● **Work task**: The string "label" appears in some lines of the entries that follow; copy each such line.

── Input

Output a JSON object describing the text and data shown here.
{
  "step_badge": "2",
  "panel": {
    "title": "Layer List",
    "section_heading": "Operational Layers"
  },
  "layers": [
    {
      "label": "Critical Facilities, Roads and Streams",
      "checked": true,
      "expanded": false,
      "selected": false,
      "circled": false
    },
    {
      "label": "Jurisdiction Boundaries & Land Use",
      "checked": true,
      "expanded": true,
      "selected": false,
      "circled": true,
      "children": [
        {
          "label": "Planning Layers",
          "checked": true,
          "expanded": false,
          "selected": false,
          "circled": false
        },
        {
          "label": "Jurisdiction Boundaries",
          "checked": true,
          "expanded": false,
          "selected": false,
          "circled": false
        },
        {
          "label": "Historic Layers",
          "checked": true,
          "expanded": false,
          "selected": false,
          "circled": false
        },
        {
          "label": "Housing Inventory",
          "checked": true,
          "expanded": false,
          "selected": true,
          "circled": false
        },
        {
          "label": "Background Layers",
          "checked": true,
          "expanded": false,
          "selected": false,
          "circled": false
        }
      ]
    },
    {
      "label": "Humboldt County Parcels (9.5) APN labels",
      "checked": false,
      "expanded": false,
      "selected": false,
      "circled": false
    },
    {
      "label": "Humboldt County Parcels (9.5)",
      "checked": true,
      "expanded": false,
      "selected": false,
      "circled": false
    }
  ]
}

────

● **Answer to the exercise**:
      "label": "Critical Facilities, Roads and Streams",
      "label": "Jurisdiction Boundaries & Land Use",
          "label": "Planning Layers",
          "label": "Jurisdiction Boundaries",
          "label": "Historic Layers",
          "label": "Housing Inventory",
          "label": "Background Layers",
      "label": "Humboldt County Parcels (9.5) APN labels",
      "label": "Humboldt County Parcels (9.5)",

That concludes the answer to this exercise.